One of my favorite writing books is John Garner’s The Art of Fiction. But in looking for it this morning to read once again, as I do so often, the chapter on plot, I mistakenly pulled out his On Becoming a Novelist. And in paging through it looking for that plot chapter, I came across something that … well, actually shocked me:
There is nothing wrong with fiction in which the plot is relatively predictable.
But he does go on to say,
What matters is how things happen, to the people involved and to the larger humanity for whom the characters serve as representatives. Needless to say, it is always best if the predictable comes in some surprising way.
He says there is basically one plot form: A character wants something, goes for it in the face of obstacles which may include self doubt, and “arrives at a win, lose, or draw.”
And–this is the part I found crazy interesting–he says, attributing this wisdom to the poet Coleridge)
There can be no great art … without a certain strangeness.
And goes on to assert that
One has to be a little crazy to write a great novel. One must be capable of allowing the darkest, most ancient and shrewd parts of one’s being to take over the work from time to time … Strangeness is the one quality in fiction that cannot be faked.
If I could explain exactly what I mean here, I could probably do what I think no one has ever done successfully: reveal the very roots of the creative process.

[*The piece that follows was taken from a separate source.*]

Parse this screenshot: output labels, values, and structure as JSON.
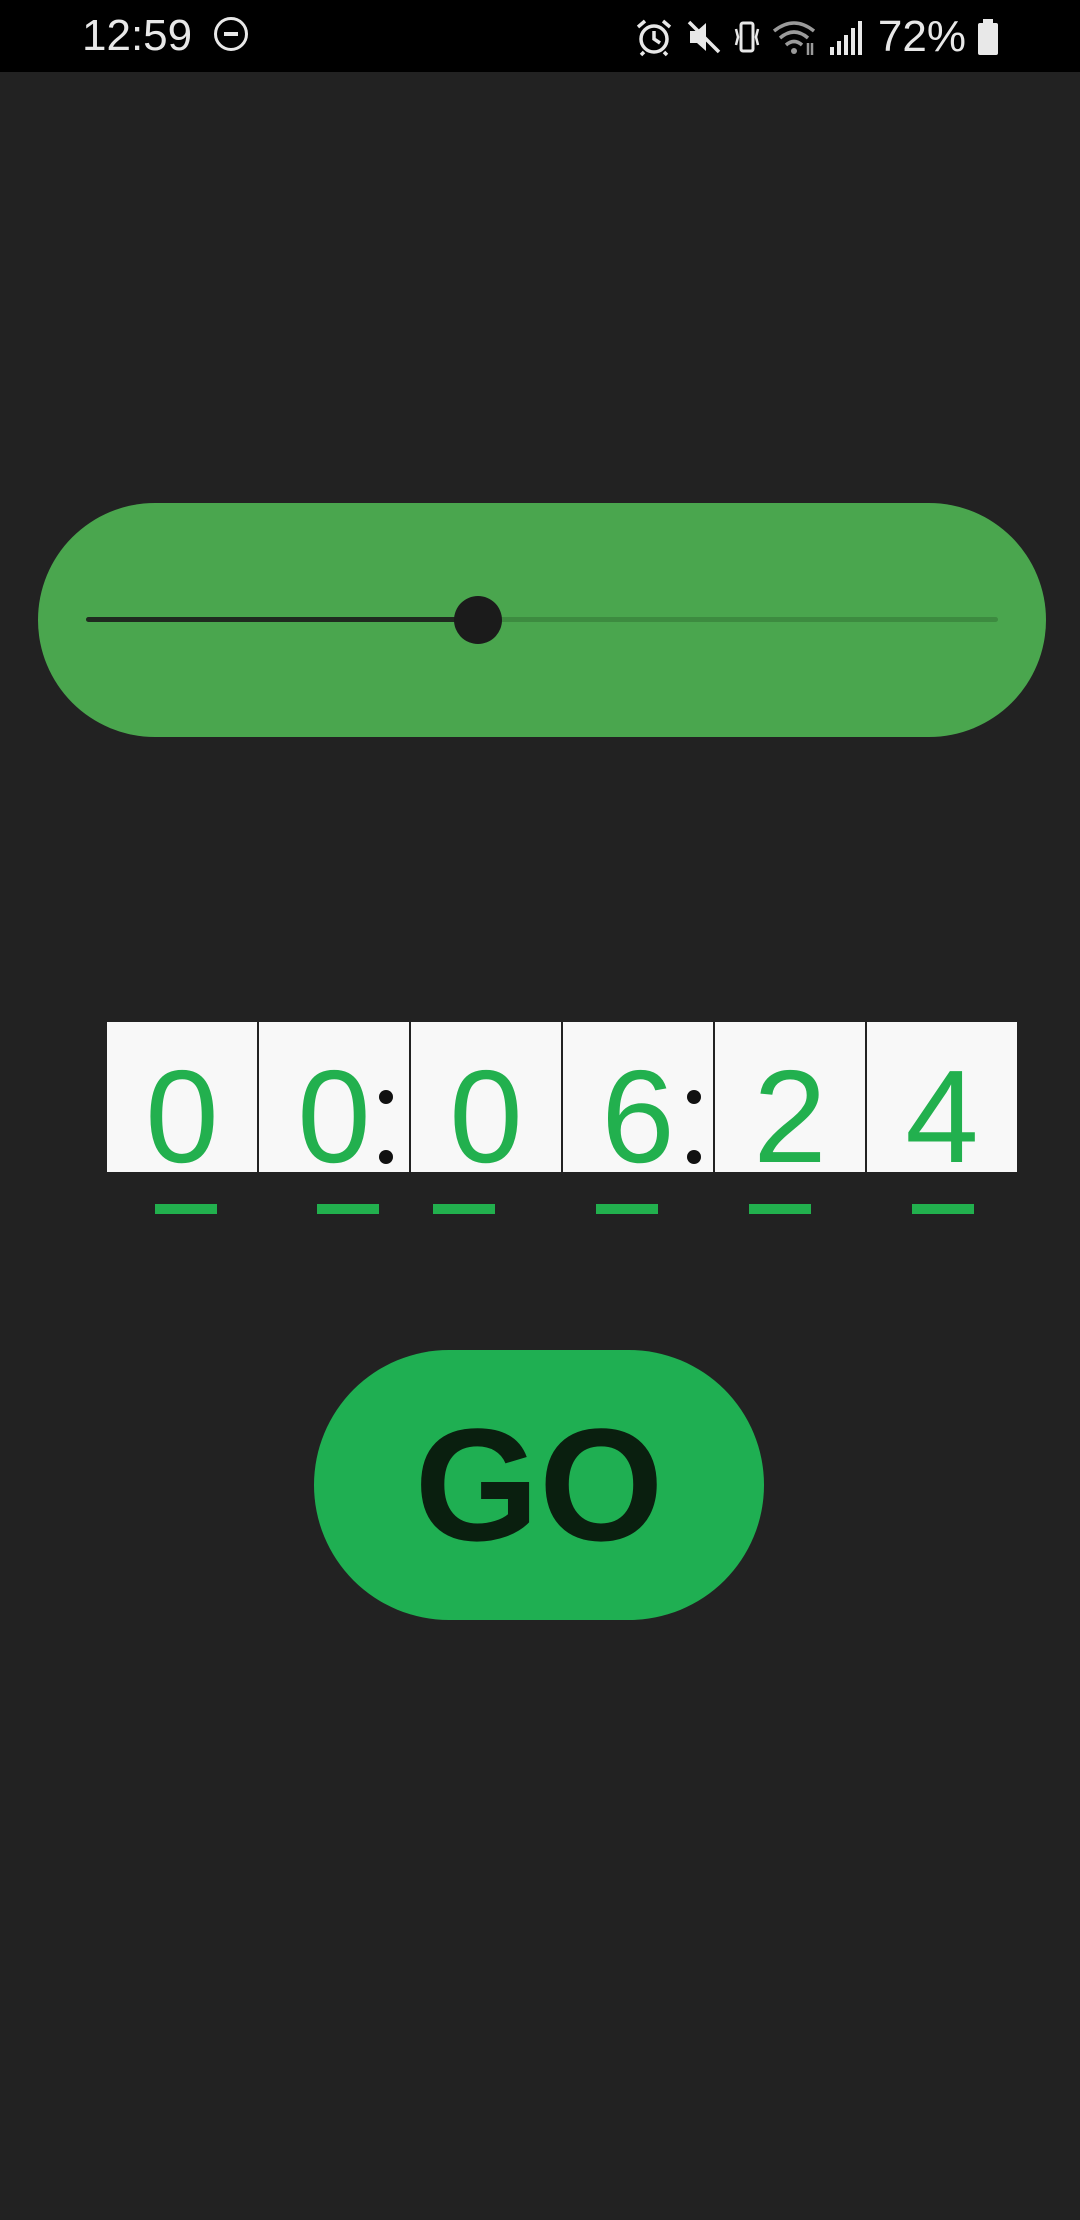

So there you have it for this week’s 1 Thing Thursday: Be strange. It’s the secret of great writing. No one can quite tell you why.
Happy writing! – Meg